During the 19th century, Sanchez-Moneny says that women writers began to project their anxieties and fears through new literary traditions. Some of those fears took the shape of monsters, which were allegories of the plights these females encountered in society.
She adds that this trend included female writers throughout the Hispanic world. These writers also utilized images of monstrosity as allegories to the plight of women who were marginalized by society at the time.
“I will analyze these figures of monstrosity chronologically throughout the 19th century, from the early days of Romanticism until the decadent fin-de-siécle.
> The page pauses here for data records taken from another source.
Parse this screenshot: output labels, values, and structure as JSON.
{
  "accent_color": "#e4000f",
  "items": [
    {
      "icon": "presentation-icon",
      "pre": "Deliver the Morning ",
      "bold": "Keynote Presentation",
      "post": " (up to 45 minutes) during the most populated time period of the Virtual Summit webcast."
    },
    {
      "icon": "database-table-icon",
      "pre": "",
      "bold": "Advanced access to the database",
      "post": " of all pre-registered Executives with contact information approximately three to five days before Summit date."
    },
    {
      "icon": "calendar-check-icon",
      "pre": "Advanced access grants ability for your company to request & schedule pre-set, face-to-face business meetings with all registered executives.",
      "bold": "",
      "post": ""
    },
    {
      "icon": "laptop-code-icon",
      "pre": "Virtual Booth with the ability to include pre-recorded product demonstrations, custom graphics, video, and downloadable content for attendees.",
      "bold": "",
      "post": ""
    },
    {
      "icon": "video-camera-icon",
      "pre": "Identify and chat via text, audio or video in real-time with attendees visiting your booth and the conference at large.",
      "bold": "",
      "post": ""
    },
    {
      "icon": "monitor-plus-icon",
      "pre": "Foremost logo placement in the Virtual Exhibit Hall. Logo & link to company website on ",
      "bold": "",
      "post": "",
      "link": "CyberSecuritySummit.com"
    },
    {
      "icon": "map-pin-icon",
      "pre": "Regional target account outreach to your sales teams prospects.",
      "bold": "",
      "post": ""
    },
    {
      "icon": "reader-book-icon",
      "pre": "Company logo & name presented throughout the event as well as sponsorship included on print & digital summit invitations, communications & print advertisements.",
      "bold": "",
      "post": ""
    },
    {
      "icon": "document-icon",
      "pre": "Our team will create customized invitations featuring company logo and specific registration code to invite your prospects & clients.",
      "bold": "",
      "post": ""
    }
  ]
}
Using Mary Shelley’s Frankenstein as a point of departure, I will chart an itinerary that traces how female authors from the Hispanic world incorporated monstrosity into their works,” says Sanchez-Moneny.
Zachary Turpin, English Literature
Dissertation: This Timid Life of Evidence: Proof and Power in American Thought
Turpin’s dissertation will explore how the common understanding of what it means to be “American” has shifted over and over again due, in part, to the cultural tensions that arise between differing ways of knowing.
“In part, these tensions have always sprung from what, exactly, in American culture qualifies as evidence,” says Turpin.
He adds that he will also be tackling the political concern of who count as knowers and who determines the economy of knowledge in an America founded on disparate ways of knowing.
The book-length project is embedded within the work of five major American writers – Jonathan Edwards, Ralph Waldo Emerson, Walt Whitman, Herman Melville and Emily Dickinson. Their writings are used to trace the effects of theories of knowledge on works of literature as well as modes of social, political and spiritual thought.